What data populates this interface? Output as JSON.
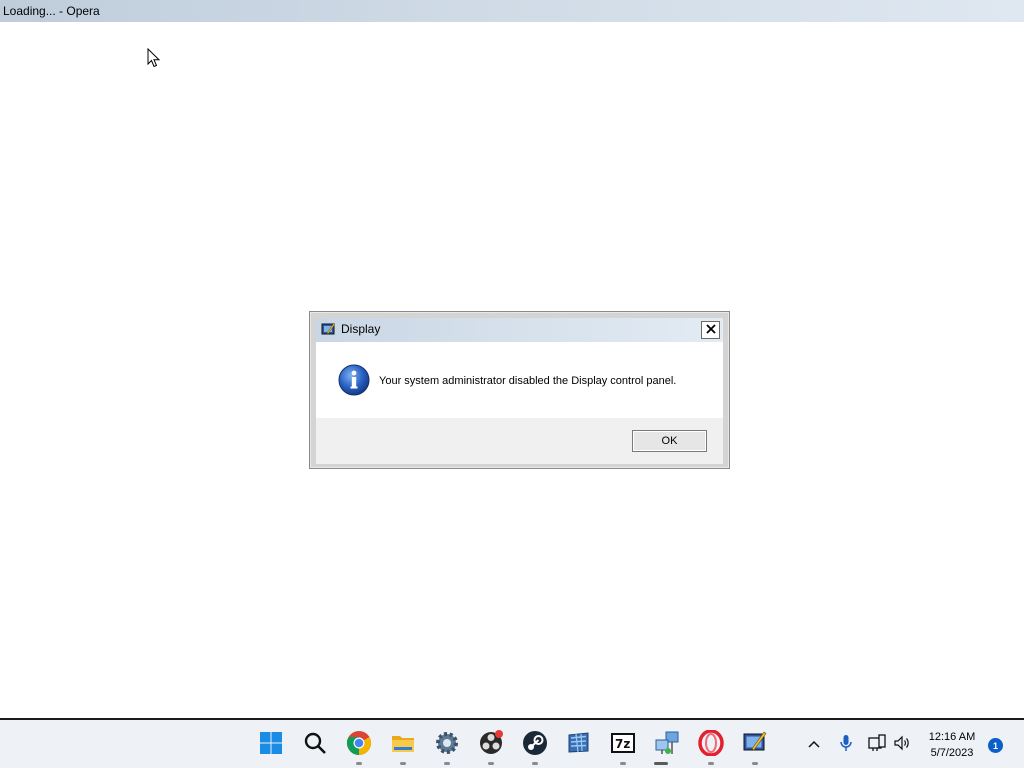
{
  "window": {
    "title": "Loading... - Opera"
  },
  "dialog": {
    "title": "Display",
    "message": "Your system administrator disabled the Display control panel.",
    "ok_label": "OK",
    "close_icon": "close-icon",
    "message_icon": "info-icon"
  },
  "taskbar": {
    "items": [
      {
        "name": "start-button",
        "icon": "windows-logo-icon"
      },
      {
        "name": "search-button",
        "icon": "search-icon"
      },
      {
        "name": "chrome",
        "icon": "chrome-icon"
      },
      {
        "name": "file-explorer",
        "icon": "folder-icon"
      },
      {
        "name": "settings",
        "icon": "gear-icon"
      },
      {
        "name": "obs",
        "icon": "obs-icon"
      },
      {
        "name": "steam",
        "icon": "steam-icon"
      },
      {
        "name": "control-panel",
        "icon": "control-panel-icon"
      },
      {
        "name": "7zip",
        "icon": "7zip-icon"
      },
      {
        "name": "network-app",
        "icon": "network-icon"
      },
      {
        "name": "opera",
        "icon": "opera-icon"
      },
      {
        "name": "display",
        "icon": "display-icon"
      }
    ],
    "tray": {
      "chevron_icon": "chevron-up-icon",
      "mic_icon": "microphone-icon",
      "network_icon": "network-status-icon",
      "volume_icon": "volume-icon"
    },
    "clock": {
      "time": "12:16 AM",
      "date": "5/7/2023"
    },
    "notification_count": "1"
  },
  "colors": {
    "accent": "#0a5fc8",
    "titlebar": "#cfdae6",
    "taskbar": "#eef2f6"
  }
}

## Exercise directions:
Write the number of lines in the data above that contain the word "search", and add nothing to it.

## Your response:
2